Saturday, February 21, 2015

Measuring Windows ReadyBoost Performance

If it is affordable and practical, the first step in tuning a typical system should be adding RAM.  After that, ReadyBoost can relieve pressure on the hard drive.  ReadyBoost particularly benefits systems with limited RAM and slow hard drives.  Any system with over-worked hard drives (queuing, swapping) will likely benefit, particularly older systems with limited RAM.  Laptops with hard drives typically benefit, and a low-profile CF or SD card may be a more practical option than a bulky USB drive.
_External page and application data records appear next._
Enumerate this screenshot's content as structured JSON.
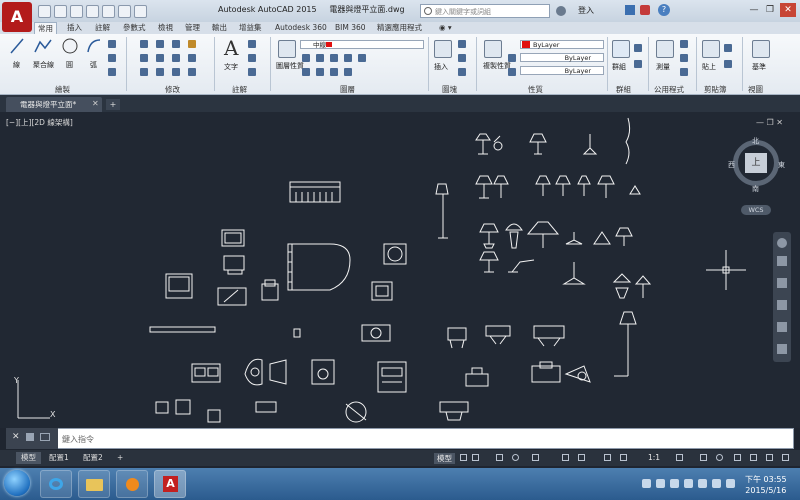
{
  "app": {
    "title": "Autodesk AutoCAD 2015",
    "file": "電器與燈平立面.dwg",
    "search_placeholder": "鍵入關鍵字或詞組",
    "login": "登入",
    "app_button": "A"
  },
  "ribbon_tabs": [
    "常用",
    "插入",
    "註解",
    "參數式",
    "檢視",
    "管理",
    "輸出",
    "增益集",
    "Autodesk 360",
    "BIM 360",
    "精選應用程式"
  ],
  "ribbon": {
    "draw": {
      "title": "繪製",
      "line": "線",
      "polyline": "聚合線",
      "circle": "圓",
      "arc": "弧"
    },
    "modify": {
      "title": "修改"
    },
    "annotation": {
      "title": "註解",
      "text": "文字"
    },
    "layers": {
      "title": "圖層",
      "props": "圖層性質",
      "layer_name": "中線"
    },
    "block": {
      "title": "圖塊",
      "insert": "插入"
    },
    "properties": {
      "title": "性質",
      "match": "複製性質",
      "color": "ByLayer",
      "linetype": "ByLayer",
      "lineweight": "ByLayer"
    },
    "groups": {
      "title": "群組",
      "group": "群組"
    },
    "utilities": {
      "title": "公用程式",
      "measure": "測量"
    },
    "clipboard": {
      "title": "剪貼簿",
      "paste": "貼上"
    },
    "view": {
      "title": "視圖",
      "base": "基準"
    }
  },
  "doc_tab": "電器與燈平立面*",
  "viewport": {
    "label": "[−][上][2D 線架構]",
    "controls": "— ❐ ✕"
  },
  "viewcube": {
    "north": "北",
    "south": "南",
    "east": "東",
    "west": "西",
    "top": "上",
    "wcs": "WCS"
  },
  "ucs": {
    "x": "X",
    "y": "Y"
  },
  "command": {
    "placeholder": "鍵入指令"
  },
  "layout_tabs": [
    "模型",
    "配置1",
    "配置2"
  ],
  "status": {
    "model": "模型",
    "scale": "1:1"
  },
  "clock": {
    "time": "下午 03:55",
    "date": "2015/5/16"
  },
  "colors": {
    "canvas": "#212833",
    "geometry": "#f2f2f2",
    "accent": "#b31b1b",
    "bylayer_red": "#e01010"
  }
}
While the smallest cache size is 256MB, larger is better.  Sizes larger than RAM can be beneficial, so 1:1 for RAM sizing is not a useful rule of thumb for sizing.

ReadyBoost requires 2.5MB/sec for reads and 1.75MB/sec for writes.  Typical USB setup is exFAT with 4k sizing.

ReadyBoost was introduced in Windows Vista for one flash drive.  The flash drive capacity was increased in Windows 7.  Windows 8.1 allows for multiple ReadyBoost drives.

After ReadyBoost is running, it can be monitored with Perfomance Monitor.  Press Windows+X, choose Run, type perfmon


Press the red X to stop monitoring.